Avoid the injuries that come with the Wimbledon bug


It’s Wimbledon again, and the tendency is, after an hour or three horizontal on the couch watching Murray, Williams et al, people start to feel the need to dust down their old Stan Smith trainers, dig out the old racquet and venture onto the tennis court again.

A few wayward serves later, the odd volley and maybe even a backhand winner – but then come the injuries, the wrist, the ankle, the knee and the back all start to feel the effect of unaccustomed activity. And often, sadly, that’s where we come in – treating the non-sporty for sporting injuries as enthusiasm got the better of wisdom.

While tennis is a great way to get fit and can help boost speed, power, endurance, strength, and balance, it doesn’t come without some risk to your well-being. The risk of serious injury is relatively low, but nagging injuries can be debilitating, making normal tasks unnecessarily painful.
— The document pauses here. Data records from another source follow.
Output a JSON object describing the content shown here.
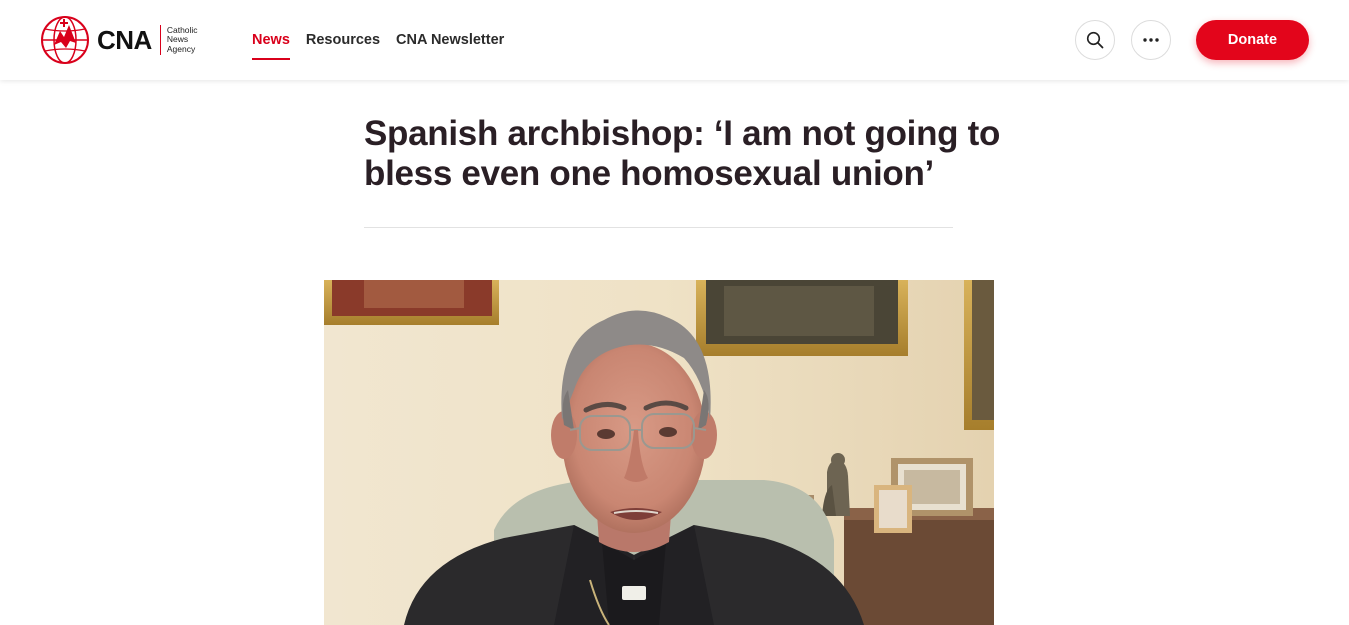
{
  "brand": {
    "name": "CNA",
    "subtitle_lines": [
      "Catholic",
      "News",
      "Agency"
    ],
    "accent_color": "#e3051b"
  },
  "nav": {
    "items": [
      {
        "label": "News",
        "active": true
      },
      {
        "label": "Resources",
        "active": false
      },
      {
        "label": "CNA Newsletter",
        "active": false
      }
    ]
  },
  "header_actions": {
    "search_icon": "search-icon",
    "more_icon": "ellipsis-icon",
    "donate_label": "Donate"
  },
  "article": {
    "headline": "Spanish archbishop: ‘I am not going to bless even one homosexual union’",
    "hero_image": "photo of an archbishop with grey hair and glasses, wearing a dark suit with clerical collar, seated in a room with framed paintings and photos"
  }
}
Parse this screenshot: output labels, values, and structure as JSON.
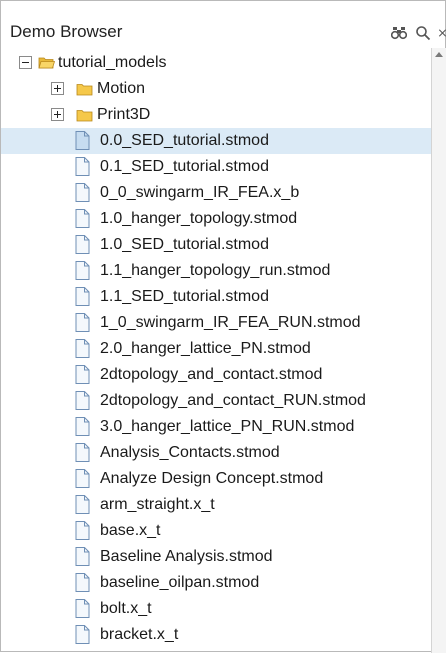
{
  "panel": {
    "title": "Demo Browser",
    "icons": [
      "binoculars-icon",
      "search-icon",
      "close-icon"
    ]
  },
  "tree": {
    "root": {
      "label": "tutorial_models",
      "expanded": true
    },
    "folders": [
      {
        "label": "Motion",
        "expanded": false
      },
      {
        "label": "Print3D",
        "expanded": false
      }
    ],
    "files": [
      {
        "label": "0.0_SED_tutorial.stmod",
        "selected": true
      },
      {
        "label": "0.1_SED_tutorial.stmod"
      },
      {
        "label": "0_0_swingarm_IR_FEA.x_b"
      },
      {
        "label": "1.0_hanger_topology.stmod"
      },
      {
        "label": "1.0_SED_tutorial.stmod"
      },
      {
        "label": "1.1_hanger_topology_run.stmod"
      },
      {
        "label": "1.1_SED_tutorial.stmod"
      },
      {
        "label": "1_0_swingarm_IR_FEA_RUN.stmod"
      },
      {
        "label": "2.0_hanger_lattice_PN.stmod"
      },
      {
        "label": "2dtopology_and_contact.stmod"
      },
      {
        "label": "2dtopology_and_contact_RUN.stmod"
      },
      {
        "label": "3.0_hanger_lattice_PN_RUN.stmod"
      },
      {
        "label": "Analysis_Contacts.stmod"
      },
      {
        "label": "Analyze Design Concept.stmod"
      },
      {
        "label": "arm_straight.x_t"
      },
      {
        "label": "base.x_t"
      },
      {
        "label": "Baseline Analysis.stmod"
      },
      {
        "label": "baseline_oilpan.stmod"
      },
      {
        "label": "bolt.x_t"
      },
      {
        "label": "bracket.x_t"
      }
    ]
  },
  "colors": {
    "selection": "#dbeaf6",
    "folder": "#f5c84a",
    "file_outline": "#6f8fb5"
  }
}
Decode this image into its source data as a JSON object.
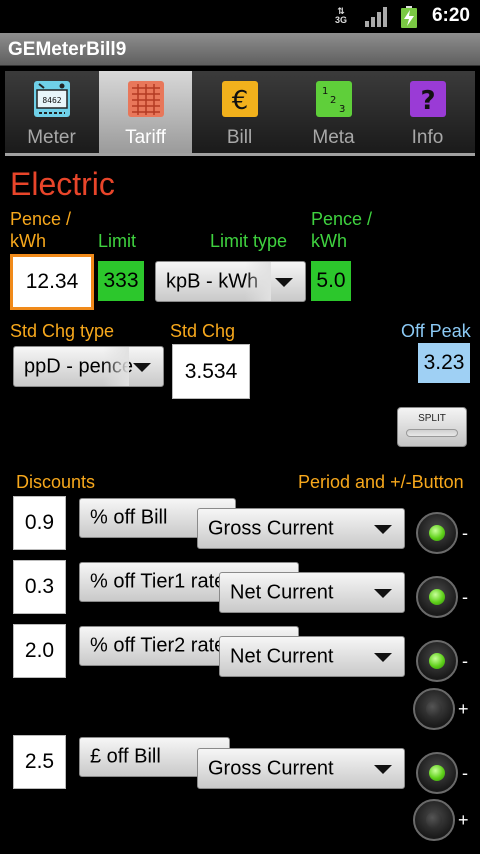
{
  "status": {
    "network": "3G",
    "time": "6:20"
  },
  "app": {
    "title": "GEMeterBill9"
  },
  "tabs": [
    {
      "label": "Meter",
      "icon": "meter-icon",
      "selected": false
    },
    {
      "label": "Tariff",
      "icon": "tariff-icon",
      "selected": true
    },
    {
      "label": "Bill",
      "icon": "euro-icon",
      "selected": false
    },
    {
      "label": "Meta",
      "icon": "meta-digits-icon",
      "selected": false
    },
    {
      "label": "Info",
      "icon": "question-icon",
      "selected": false
    }
  ],
  "section": {
    "heading": "Electric"
  },
  "rate": {
    "pence_label_1": "Pence /",
    "pence_label_2": "kWh",
    "value": "12.34",
    "limit_label": "Limit",
    "limit_value": "333",
    "limit_type_label": "Limit type",
    "limit_type_value": "kpB - kWh",
    "pence2_label_1": "Pence /",
    "pence2_label_2": "kWh",
    "pence2_value": "5.0"
  },
  "standing": {
    "type_label": "Std Chg type",
    "type_value": "ppD - pence",
    "chg_label": "Std Chg",
    "chg_value": "3.534",
    "offpeak_label": "Off Peak",
    "offpeak_value": "3.23",
    "split_label": "SPLIT"
  },
  "discounts": {
    "label": "Discounts",
    "period_label": "Period and +/-Button",
    "rows": [
      {
        "value": "0.9",
        "type": "% off Bill",
        "period": "Gross Current",
        "minus": "-"
      },
      {
        "value": "0.3",
        "type": "% off Tier1 rate",
        "period": "Net Current",
        "minus": "-"
      },
      {
        "value": "2.0",
        "type": "% off Tier2 rate",
        "period": "Net Current",
        "minus": "-"
      },
      {
        "value": "2.5",
        "type": "£ off Bill",
        "period": "Gross Current",
        "minus": "-"
      }
    ],
    "plus": "+"
  },
  "colors": {
    "heading": "#e8452a",
    "orange_label": "#f7a81c",
    "green_label": "#3fd23f",
    "blue_label": "#8ccaf5",
    "limit_fill": "#2cc72c",
    "offpeak_fill": "#9fd0f4",
    "focus_border": "#f08a1a"
  }
}
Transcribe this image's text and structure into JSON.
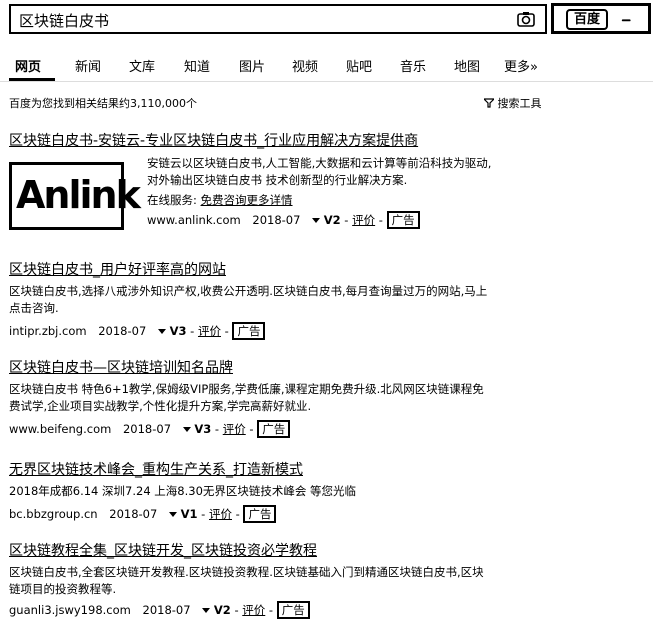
{
  "search": {
    "query": "区块链白皮书",
    "button_label": "百度",
    "button_icon": "baidu-paw-icon"
  },
  "tabs": [
    "网页",
    "新闻",
    "文库",
    "知道",
    "图片",
    "视频",
    "贴吧",
    "音乐",
    "地图",
    "更多»"
  ],
  "stats": "百度为您找到相关结果约3,110,000个",
  "tools_label": "搜索工具",
  "results": [
    {
      "title": "区块链白皮书-安链云-专业区块链白皮书_行业应用解决方案提供商",
      "desc_lines": [
        "安链云以区块链白皮书,人工智能,大数据和云计算等前沿科技为驱动,",
        "对外输出区块链白皮书 技术创新型的行业解决方案."
      ],
      "service_label": "在线服务:",
      "service_link": "免费咨询更多详情",
      "url": "www.anlink.com",
      "date": "2018-07",
      "v": "V2",
      "review": "评价",
      "ad": "广告",
      "logo_text": "Anlink"
    },
    {
      "title": "区块链白皮书_用户好评率高的网站",
      "desc_lines": [
        "区块链白皮书,选择八戒涉外知识产权,收费公开透明.区块链白皮书,每月查询量过万的网站,马上",
        "点击咨询."
      ],
      "url": "intipr.zbj.com",
      "date": "2018-07",
      "v": "V3",
      "review": "评价",
      "ad": "广告"
    },
    {
      "title": "区块链白皮书—区块链培训知名品牌",
      "desc_lines": [
        "区块链白皮书 特色6+1教学,保姆级VIP服务,学费低廉,课程定期免费升级.北风网区块链课程免",
        "费试学,企业项目实战教学,个性化提升方案,学完高薪好就业."
      ],
      "url": "www.beifeng.com",
      "date": "2018-07",
      "v": "V3",
      "review": "评价",
      "ad": "广告"
    },
    {
      "title": "无界区块链技术峰会_重构生产关系_打造新模式",
      "desc_lines": [
        "2018年成都6.14 深圳7.24 上海8.30无界区块链技术峰会 等您光临"
      ],
      "url": "bc.bbzgroup.cn",
      "date": "2018-07",
      "v": "V1",
      "review": "评价",
      "ad": "广告"
    },
    {
      "title": "区块链教程全集_区块链开发_区块链投资必学教程",
      "desc_lines": [
        "区块链白皮书,全套区块链开发教程.区块链投资教程.区块链基础入门到精通区块链白皮书,区块",
        "链项目的投资教程等."
      ],
      "url": "guanli3.jswy198.com",
      "date": "2018-07",
      "v": "V2",
      "review": "评价",
      "ad": "广告"
    }
  ]
}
So, while it’s always nice to see you, we’d prefer you took some precautions and made yourself aware of the best ways to avoid injury:

  • Warm up and warm down. It hugely decreases the likelihood of muscular injuries. And you’ll play better too.

  • Improve your technique – if you’re serving correctly and getting the stroke action right, you can help avoid injury – especially to the elbow and wrist. An incorrect swinging action can be caused by the player relying only on the arm to hit the ball, rather than the body’s full strength. The greatest amount of power in tennis can be generated through correct timing of the ball, combined with strength and coordinated rotation of the legs, hips and trunk.

  • Don’t overdo it – those who only play twice a year are at the risk of over-exertion – one of the most common causes of injury in tennis. Your body needs rest and recovery between training and matches. If you don’t allow your body sufficient time to rest and recover, you may not receive the total benefits of your game. You’ll also have an increased risk of overuse injury.

  • Look after previous injuries – don’t come back too soon, and make sure any old problems are looked after. Don’t re-open old wounds, as it were.

If you’re wondering if you’re ready, then the chances are you aren’t, but it might be wise to:

  • Come and see us for an osteopathic check-up. We can see if the mechanics of your body are up to it, whether old problems are healed and whether hard physical activity is a good idea.

  • Take lessons from a qualified coach – improving your skills will help avoid injury.

  • Build up slowly – take it easier at first. Don’t go mad with enthusiasm the first time, because you’ll certainly feel it afterwards.

  • Remain hydrated. That’s essential for all sport, but especially summer activities, in the heat.

  • Make sure your equipment is good – your trainers will offer the right support, your racquet, and the tension in the strings, is right, and that the courts you play on are dry and with an even surface so that you don’t slip or turn your ankle.

Get all that right and you should avoid the osteopath’s table, but if enthusiasm and excitement outstrip technique and fitness and you end up with back, joint and other problems, then we’re ready for you